* _What you need to do_:
All of the records must come back exactly as they were given.

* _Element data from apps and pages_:
________________

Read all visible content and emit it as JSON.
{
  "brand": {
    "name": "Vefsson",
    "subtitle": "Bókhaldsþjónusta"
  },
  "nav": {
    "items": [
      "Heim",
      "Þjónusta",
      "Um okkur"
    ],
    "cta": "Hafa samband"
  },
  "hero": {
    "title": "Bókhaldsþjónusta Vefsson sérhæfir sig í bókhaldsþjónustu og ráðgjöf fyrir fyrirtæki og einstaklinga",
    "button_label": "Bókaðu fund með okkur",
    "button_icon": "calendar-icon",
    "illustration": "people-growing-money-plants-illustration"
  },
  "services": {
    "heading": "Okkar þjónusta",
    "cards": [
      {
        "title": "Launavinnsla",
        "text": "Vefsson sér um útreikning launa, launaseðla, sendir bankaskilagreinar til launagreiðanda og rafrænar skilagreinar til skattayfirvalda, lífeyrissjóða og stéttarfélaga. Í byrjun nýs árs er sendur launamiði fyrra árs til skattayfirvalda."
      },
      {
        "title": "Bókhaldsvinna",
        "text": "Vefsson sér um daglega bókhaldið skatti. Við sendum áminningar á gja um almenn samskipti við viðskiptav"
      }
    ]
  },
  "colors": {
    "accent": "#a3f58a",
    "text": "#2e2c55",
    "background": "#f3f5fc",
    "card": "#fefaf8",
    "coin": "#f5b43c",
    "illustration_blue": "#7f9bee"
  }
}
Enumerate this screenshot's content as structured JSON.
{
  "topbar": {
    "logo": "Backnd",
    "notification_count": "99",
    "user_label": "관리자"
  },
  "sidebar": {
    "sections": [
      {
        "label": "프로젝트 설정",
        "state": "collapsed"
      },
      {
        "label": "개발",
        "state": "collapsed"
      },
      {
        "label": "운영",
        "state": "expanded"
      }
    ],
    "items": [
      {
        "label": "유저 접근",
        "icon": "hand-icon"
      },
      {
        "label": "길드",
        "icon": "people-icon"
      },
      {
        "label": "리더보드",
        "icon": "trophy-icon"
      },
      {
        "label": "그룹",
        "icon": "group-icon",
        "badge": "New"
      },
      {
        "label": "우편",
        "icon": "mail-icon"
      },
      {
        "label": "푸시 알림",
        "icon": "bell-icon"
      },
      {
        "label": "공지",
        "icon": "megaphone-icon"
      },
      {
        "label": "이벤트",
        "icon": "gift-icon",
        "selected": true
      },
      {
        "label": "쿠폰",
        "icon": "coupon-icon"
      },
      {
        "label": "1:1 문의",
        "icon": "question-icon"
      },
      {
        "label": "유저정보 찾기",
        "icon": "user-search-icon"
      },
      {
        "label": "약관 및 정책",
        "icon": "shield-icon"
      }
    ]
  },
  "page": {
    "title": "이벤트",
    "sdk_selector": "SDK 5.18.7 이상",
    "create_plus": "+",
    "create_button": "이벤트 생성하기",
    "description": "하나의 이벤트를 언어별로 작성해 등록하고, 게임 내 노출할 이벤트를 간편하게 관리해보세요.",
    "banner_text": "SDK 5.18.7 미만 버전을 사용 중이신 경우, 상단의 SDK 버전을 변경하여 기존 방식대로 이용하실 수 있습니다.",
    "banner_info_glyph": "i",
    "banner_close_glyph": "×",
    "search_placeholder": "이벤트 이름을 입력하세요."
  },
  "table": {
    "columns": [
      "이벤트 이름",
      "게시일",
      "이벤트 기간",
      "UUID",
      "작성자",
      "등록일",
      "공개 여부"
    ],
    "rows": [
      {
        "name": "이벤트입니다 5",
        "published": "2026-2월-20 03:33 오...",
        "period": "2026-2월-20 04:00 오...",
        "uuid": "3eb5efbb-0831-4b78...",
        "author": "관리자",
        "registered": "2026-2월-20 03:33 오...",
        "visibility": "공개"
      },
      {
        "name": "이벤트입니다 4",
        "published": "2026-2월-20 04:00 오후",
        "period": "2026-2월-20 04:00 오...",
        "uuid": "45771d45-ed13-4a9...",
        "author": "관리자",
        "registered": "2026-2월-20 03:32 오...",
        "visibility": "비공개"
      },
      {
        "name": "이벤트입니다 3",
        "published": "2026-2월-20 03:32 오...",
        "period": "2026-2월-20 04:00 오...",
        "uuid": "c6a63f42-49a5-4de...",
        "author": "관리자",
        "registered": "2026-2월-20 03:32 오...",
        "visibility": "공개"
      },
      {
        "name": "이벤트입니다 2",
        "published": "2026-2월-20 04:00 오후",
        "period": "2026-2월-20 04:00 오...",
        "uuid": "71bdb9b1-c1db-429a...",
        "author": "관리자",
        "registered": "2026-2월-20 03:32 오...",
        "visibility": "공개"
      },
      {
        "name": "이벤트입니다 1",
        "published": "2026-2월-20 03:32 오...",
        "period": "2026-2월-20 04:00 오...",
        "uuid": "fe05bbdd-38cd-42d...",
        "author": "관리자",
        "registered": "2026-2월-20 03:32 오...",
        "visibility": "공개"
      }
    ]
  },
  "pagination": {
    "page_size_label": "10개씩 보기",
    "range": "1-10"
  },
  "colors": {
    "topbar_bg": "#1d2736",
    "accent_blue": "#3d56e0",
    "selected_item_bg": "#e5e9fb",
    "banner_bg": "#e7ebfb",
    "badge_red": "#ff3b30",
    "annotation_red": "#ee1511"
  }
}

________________

* _Result of this exercise_:
Read all visible content and emit it as JSON.
{
  "brand": {
    "name": "Vefsson",
    "subtitle": "Bókhaldsþjónusta"
  },
  "nav": {
    "items": [
      "Heim",
      "Þjónusta",
      "Um okkur"
    ],
    "cta": "Hafa samband"
  },
  "hero": {
    "title": "Bókhaldsþjónusta Vefsson sérhæfir sig í bókhaldsþjónustu og ráðgjöf fyrir fyrirtæki og einstaklinga",
    "button_label": "Bókaðu fund með okkur",
    "button_icon": "calendar-icon",
    "illustration": "people-growing-money-plants-illustration"
  },
  "services": {
    "heading": "Okkar þjónusta",
    "cards": [
      {
        "title": "Launavinnsla",
        "text": "Vefsson sér um útreikning launa, launaseðla, sendir bankaskilagreinar til launagreiðanda og rafrænar skilagreinar til skattayfirvalda, lífeyrissjóða og stéttarfélaga. Í byrjun nýs árs er sendur launamiði fyrra árs til skattayfirvalda."
      },
      {
        "title": "Bókhaldsvinna",
        "text": "Vefsson sér um daglega bókhaldið skatti. Við sendum áminningar á gja um almenn samskipti við viðskiptav"
      }
    ]
  },
  "colors": {
    "accent": "#a3f58a",
    "text": "#2e2c55",
    "background": "#f3f5fc",
    "card": "#fefaf8",
    "coin": "#f5b43c",
    "illustration_blue": "#7f9bee"
  }
}
Enumerate this screenshot's content as structured JSON.
{
  "topbar": {
    "logo": "Backnd",
    "notification_count": "99",
    "user_label": "관리자"
  },
  "sidebar": {
    "sections": [
      {
        "label": "프로젝트 설정",
        "state": "collapsed"
      },
      {
        "label": "개발",
        "state": "collapsed"
      },
      {
        "label": "운영",
        "state": "expanded"
      }
    ],
    "items": [
      {
        "label": "유저 접근",
        "icon": "hand-icon"
      },
      {
        "label": "길드",
        "icon": "people-icon"
      },
      {
        "label": "리더보드",
        "icon": "trophy-icon"
      },
      {
        "label": "그룹",
        "icon": "group-icon",
        "badge": "New"
      },
      {
        "label": "우편",
        "icon": "mail-icon"
      },
      {
        "label": "푸시 알림",
        "icon": "bell-icon"
      },
      {
        "label": "공지",
        "icon": "megaphone-icon"
      },
      {
        "label": "이벤트",
        "icon": "gift-icon",
        "selected": true
      },
      {
        "label": "쿠폰",
        "icon": "coupon-icon"
      },
      {
        "label": "1:1 문의",
        "icon": "question-icon"
      },
      {
        "label": "유저정보 찾기",
        "icon": "user-search-icon"
      },
      {
        "label": "약관 및 정책",
        "icon": "shield-icon"
      }
    ]
  },
  "page": {
    "title": "이벤트",
    "sdk_selector": "SDK 5.18.7 이상",
    "create_plus": "+",
    "create_button": "이벤트 생성하기",
    "description": "하나의 이벤트를 언어별로 작성해 등록하고, 게임 내 노출할 이벤트를 간편하게 관리해보세요.",
    "banner_text": "SDK 5.18.7 미만 버전을 사용 중이신 경우, 상단의 SDK 버전을 변경하여 기존 방식대로 이용하실 수 있습니다.",
    "banner_info_glyph": "i",
    "banner_close_glyph": "×",
    "search_placeholder": "이벤트 이름을 입력하세요."
  },
  "table": {
    "columns": [
      "이벤트 이름",
      "게시일",
      "이벤트 기간",
      "UUID",
      "작성자",
      "등록일",
      "공개 여부"
    ],
    "rows": [
      {
        "name": "이벤트입니다 5",
        "published": "2026-2월-20 03:33 오...",
        "period": "2026-2월-20 04:00 오...",
        "uuid": "3eb5efbb-0831-4b78...",
        "author": "관리자",
        "registered": "2026-2월-20 03:33 오...",
        "visibility": "공개"
      },
      {
        "name": "이벤트입니다 4",
        "published": "2026-2월-20 04:00 오후",
        "period": "2026-2월-20 04:00 오...",
        "uuid": "45771d45-ed13-4a9...",
        "author": "관리자",
        "registered": "2026-2월-20 03:32 오...",
        "visibility": "비공개"
      },
      {
        "name": "이벤트입니다 3",
        "published": "2026-2월-20 03:32 오...",
        "period": "2026-2월-20 04:00 오...",
        "uuid": "c6a63f42-49a5-4de...",
        "author": "관리자",
        "registered": "2026-2월-20 03:32 오...",
        "visibility": "공개"
      },
      {
        "name": "이벤트입니다 2",
        "published": "2026-2월-20 04:00 오후",
        "period": "2026-2월-20 04:00 오...",
        "uuid": "71bdb9b1-c1db-429a...",
        "author": "관리자",
        "registered": "2026-2월-20 03:32 오...",
        "visibility": "공개"
      },
      {
        "name": "이벤트입니다 1",
        "published": "2026-2월-20 03:32 오...",
        "period": "2026-2월-20 04:00 오...",
        "uuid": "fe05bbdd-38cd-42d...",
        "author": "관리자",
        "registered": "2026-2월-20 03:32 오...",
        "visibility": "공개"
      }
    ]
  },
  "pagination": {
    "page_size_label": "10개씩 보기",
    "range": "1-10"
  },
  "colors": {
    "topbar_bg": "#1d2736",
    "accent_blue": "#3d56e0",
    "selected_item_bg": "#e5e9fb",
    "banner_bg": "#e7ebfb",
    "badge_red": "#ff3b30",
    "annotation_red": "#ee1511"
  }
}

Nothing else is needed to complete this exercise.